College and university textbooks are notoriously expensive. As a Toronto Star story from earlier this year explains, “engineering and medical textbooks are particularly expensive and can range from $150 to $300 for a single book. It’s not unusual for students in other areas of study to spend more than $1,000 annually on textbooks.”

So how is digital technology affecting on the textbook business? According to a New York Times story from this past weekend:

many educators say that it will not be long before they are replaced by digital versions — or supplanted altogether by lessons assembled from the wealth of free courseware, educational games, videos and projects on the Web.

That kind of free courseware may come in the form of “freemium” products, like the textbooks from Flat World Knowledge, a company profiled by Wired Magazine editor Chris Anderson in his recent book FREE. Flat World Knowledge publishes “‘open textbooks,’ free works that can be edited, updated, and remixed into custom course materials.” These open textbooks are free to read online, with printed copies and audiobook versions available as paid options.

Another way to get textbooks is to steal them. Like music, movies, and television shows, digital versions of physical textbooks are easy to share online with little regard for copyright. Though the world’s largest textbook BitTorrent site, TextBook Torrents, shut down last fall, you don’t have to look hard to find questionably legal copies of textbooks on various file sharing networks.

What about you? Are you a student (or the parent of a student)? Where do you get your textbooks? Would you consider buying a digital textbook?


I couldn’t have said it better myself, so I won’t even try. Check out decor8 and the great post Spool Design {& 5 tips for a better shop}. Highly recommended.


I’ve given up on Vienna (nice interface, but its habit of skipping posts for no apparent reason drove me to distraction). Now I’m trying NewsFire. Mostly because I absolutely hate this:


No, I don’t want to look for new stuff to add. And, no, I don’t want an ‘artist’ theme. Thank you very much.

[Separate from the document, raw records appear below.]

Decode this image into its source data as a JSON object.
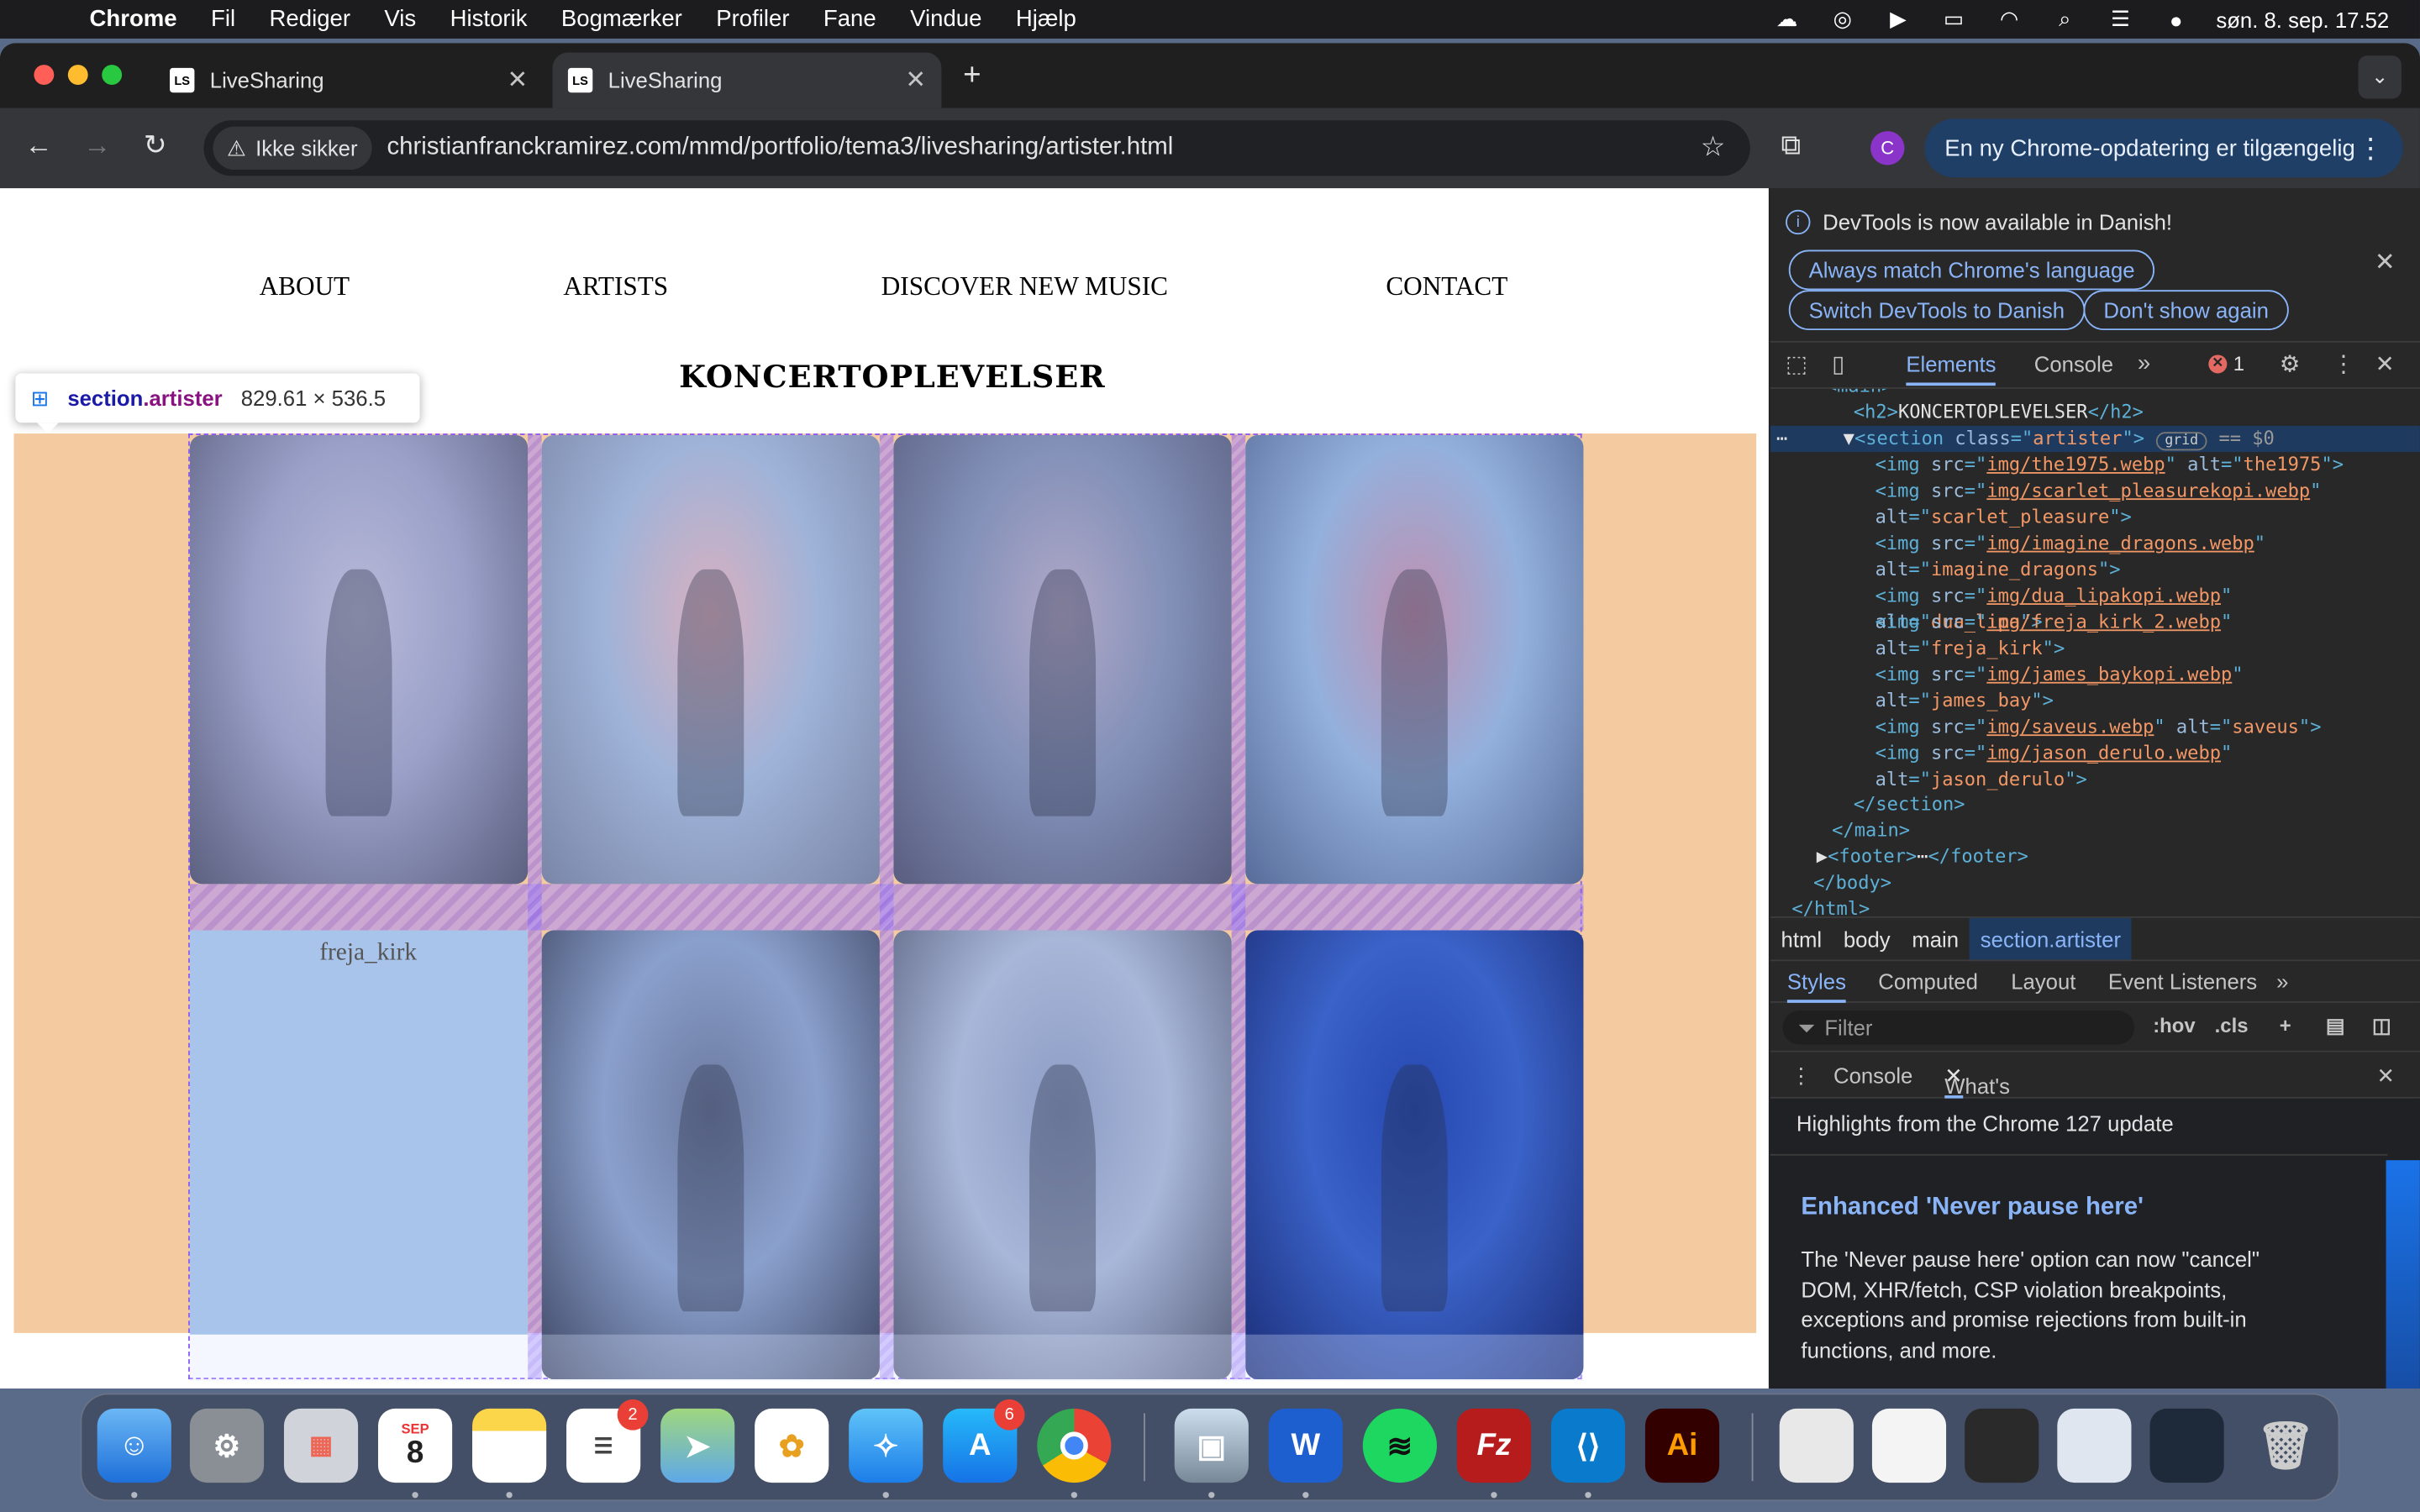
{
  "menubar": {
    "app": "Chrome",
    "items": [
      "Fil",
      "Rediger",
      "Vis",
      "Historik",
      "Bogmærker",
      "Profiler",
      "Fane",
      "Vindue",
      "Hjælp"
    ],
    "clock": "søn. 8. sep.  17.52"
  },
  "tabs": [
    {
      "title": "LiveSharing",
      "favicon": "LS"
    },
    {
      "title": "LiveSharing",
      "favicon": "LS"
    }
  ],
  "toolbar": {
    "security_chip": "Ikke sikker",
    "url": "christianfranckramirez.com/mmd/portfolio/tema3/livesharing/artister.html",
    "profile_initial": "C",
    "update_text": "En ny Chrome-opdatering er tilgængelig"
  },
  "page": {
    "nav": [
      "ABOUT",
      "ARTISTS",
      "DISCOVER NEW MUSIC",
      "CONTACT"
    ],
    "heading": "KONCERTOPLEVELSER",
    "inspect_tooltip": {
      "tag": "section",
      "class": ".artister",
      "size": "829.61 × 536.5"
    },
    "broken_image_alt": "freja_kirk",
    "photos": [
      {
        "alt": "the1975",
        "colors": [
          "#9aa0c8",
          "#b7b9d8",
          "#5c6080"
        ]
      },
      {
        "alt": "scarlet_pleasure",
        "colors": [
          "#9fb3d8",
          "#d8b0c0",
          "#7a86a8"
        ]
      },
      {
        "alt": "imagine_dragons",
        "colors": [
          "#8290b8",
          "#b0a8c8",
          "#5a5e80"
        ]
      },
      {
        "alt": "dua_lipa",
        "colors": [
          "#93b0dc",
          "#c090b0",
          "#586c9a"
        ]
      },
      {
        "alt": "james_bay",
        "colors": [
          "#8aa0cc",
          "#6c7aa0",
          "#404866"
        ]
      },
      {
        "alt": "saveus",
        "colors": [
          "#a8b6d8",
          "#8c9cc4",
          "#58607e"
        ]
      },
      {
        "alt": "jason_derulo",
        "colors": [
          "#3a62c8",
          "#2548b0",
          "#1c2e78"
        ]
      }
    ]
  },
  "devtools": {
    "notice": "DevTools is now available in Danish!",
    "buttons": [
      "Always match Chrome's language",
      "Switch DevTools to Danish",
      "Don't show again"
    ],
    "panel_tabs": [
      "Elements",
      "Console"
    ],
    "error_count": "1",
    "dom": {
      "main": "<main>",
      "h2": "KONCERTOPLEVELSER",
      "section_class": "artister",
      "badge": "grid",
      "dollar": "== $0",
      "imgs": [
        {
          "src": "img/the1975.webp",
          "alt": "the1975"
        },
        {
          "src": "img/scarlet_pleasurekopi.webp",
          "alt": "scarlet_pleasure"
        },
        {
          "src": "img/imagine_dragons.webp",
          "alt": "imagine_dragons"
        },
        {
          "src": "img/dua_lipakopi.webp",
          "alt": "dua_lipa"
        },
        {
          "src": "img/freja_kirk_2.webp",
          "alt": "freja_kirk"
        },
        {
          "src": "img/james_baykopi.webp",
          "alt": "james_bay"
        },
        {
          "src": "img/saveus.webp",
          "alt": "saveus"
        },
        {
          "src": "img/jason_derulo.webp",
          "alt": "jason_derulo"
        }
      ]
    },
    "breadcrumbs": [
      "html",
      "body",
      "main",
      "section.artister"
    ],
    "style_tabs": [
      "Styles",
      "Computed",
      "Layout",
      "Event Listeners"
    ],
    "filter_placeholder": "Filter",
    "filter_opts": [
      ":hov",
      ".cls"
    ],
    "drawer_tabs": [
      "Console",
      "What's new"
    ],
    "whats_new": {
      "highlights": "Highlights from the Chrome 127 update",
      "title": "Enhanced 'Never pause here'",
      "body": "The 'Never pause here' option can now \"cancel\" DOM, XHR/fetch, CSP violation breakpoints, exceptions and promise rejections from built-in functions, and more."
    }
  },
  "dock": {
    "calendar_month": "SEP",
    "calendar_day": "8",
    "reminders_badge": "2",
    "appstore_badge": "6"
  }
}
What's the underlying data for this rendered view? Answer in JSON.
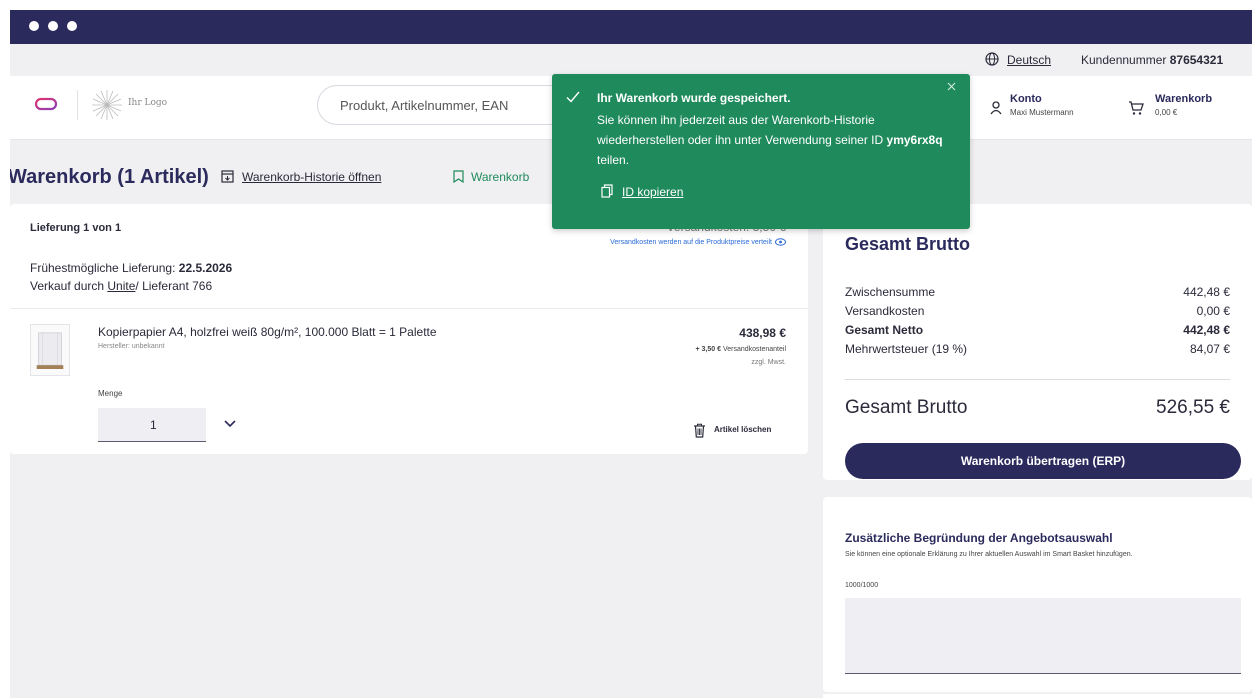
{
  "utility": {
    "language": "Deutsch",
    "customer_label": "Kundennummer",
    "customer_number": "87654321"
  },
  "header": {
    "your_logo": "Ihr Logo",
    "search_placeholder": "Produkt, Artikelnummer, EAN",
    "account_title": "Konto",
    "account_user": "Maxi Mustermann",
    "cart_title": "Warenkorb",
    "cart_total": "0,00 €"
  },
  "page": {
    "title": "Warenkorb (1 Artikel)",
    "history_link": "Warenkorb-Historie öffnen",
    "save_link": "Warenkorb"
  },
  "delivery": {
    "heading": "Lieferung 1 von 1",
    "shipping_cost": "Versandkosten: 3,50 €",
    "shipping_note": "Versandkosten werden auf die Produktpreise verteilt",
    "earliest_label": "Frühestmögliche Lieferung:",
    "earliest_date": "22.5.2026",
    "seller_prefix": "Verkauf durch",
    "seller_name": "Unite",
    "seller_suffix": "/ Lieferant 766"
  },
  "item": {
    "name": "Kopierpapier A4, holzfrei weiß 80g/m², 100.000 Blatt = 1 Palette",
    "manufacturer": "Hersteller: unbekannt",
    "price": "438,98 €",
    "shipping_share_amount": "+ 3,50 €",
    "shipping_share_label": "Versandkostenanteil",
    "vat_note": "zzgl. Mwst.",
    "quantity_label": "Menge",
    "quantity": "1",
    "delete_label": "Artikel löschen"
  },
  "summary": {
    "title": "Gesamt Brutto",
    "rows": [
      {
        "label": "Zwischensumme",
        "value": "442,48 €"
      },
      {
        "label": "Versandkosten",
        "value": "0,00 €"
      },
      {
        "label": "Gesamt Netto",
        "value": "442,48 €"
      },
      {
        "label": "Mehrwertsteuer (19 %)",
        "value": "84,07 €"
      }
    ],
    "total_label": "Gesamt Brutto",
    "total_value": "526,55 €",
    "button": "Warenkorb übertragen (ERP)"
  },
  "justification": {
    "title": "Zusätzliche Begründung der Angebotsauswahl",
    "description": "Sie können eine optionale Erklärung zu Ihrer aktuellen Auswahl im Smart Basket hinzufügen.",
    "counter": "1000/1000"
  },
  "toast": {
    "title": "Ihr Warenkorb wurde gespeichert.",
    "body_prefix": "Sie können ihn jederzeit aus der Warenkorb-Historie wiederherstellen oder ihn unter Verwendung seiner ID",
    "id": "ymy6rx8q",
    "body_suffix": "teilen.",
    "copy_label": "ID kopieren"
  },
  "colors": {
    "brand": "#2b2a5c",
    "success": "#1f8a5c",
    "link": "#2b6bd8"
  },
  "icons": [
    "globe-icon",
    "brand-logo-icon",
    "your-logo-icon",
    "account-icon",
    "cart-icon",
    "history-icon",
    "bookmark-icon",
    "eye-icon",
    "chevron-down-icon",
    "trash-icon",
    "check-icon",
    "close-icon",
    "copy-icon"
  ]
}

You’re a search engine. Get over it.


Then go out and buy yourself one of these.

Alumni Magazine


Mag Culture reviewed the latest offering from Luke Hayman: The Harvard Alumni magazine. Since it never made it to press, the only way to see it is online here Jeremy didn’t show much of the insides so here are a few really great spreads showing how impactful illustration really can be.






Andres Jaque Arquitectos has just completed a seminary renovation that would inspire envy among any rock star or nightclub owner.

The seminary of the Plasencia Diocese in Spain had been operating out of two buildings, from the 15th and 19th century. But as the community services of the diocese has grown, they’ve found themselves pinched for space. And the old architecture itself was geared to keeping priests and students apart from the communities they served–there weren’t spaces to provide a more neutral middle ground. So Andres Jaque Arquitectos responded not by scrapping the old digs, but joined them up, with a new 12,500 square foot extension. The new building now has a combined 57,000 square feet, including gardens on the ground level on the roof, 21 apartments for the priests and seminarians, and a slew of meeting rooms and recreation areas to serve the flock.





Check out Arch Daily for more pictures.

David McCandless, an information designer based in London, was flummoxed by all the talk being bandied about, over government programs running into the billions. So he created a chart of the entire mess. As he writes over at Information is Beautiful:

This image arose out of a frustration with the reporting of billion dollar amounts in the media. That is, they’re reported as self-evident facts, when, in fact, they’re mind-boggling and near incomprehensible without context. But they can start to be understood visually and relatively, IMHO.

Below is a resized version of the full-size chart, that you’ll want to click on for legibility. It’s an excellent visual supplement to the news we’re swimming in everyday.

But there is one huge caveat that should be made about the data: The graph is dominated by $7.8 trillion supposedly spent by the U.S. government on bailouts in the present financial crisis. But that number isn’t like the others–as The New York Times reports, that massive figure is actually a hypothetical estimate of what the government might be on the hook for if the financial system actually collapses. The actual budgeted cost of the bailout program is around $2 trillion–which is obviously enormous, but is actually a trillion less than what’s been spent on the Iraq war.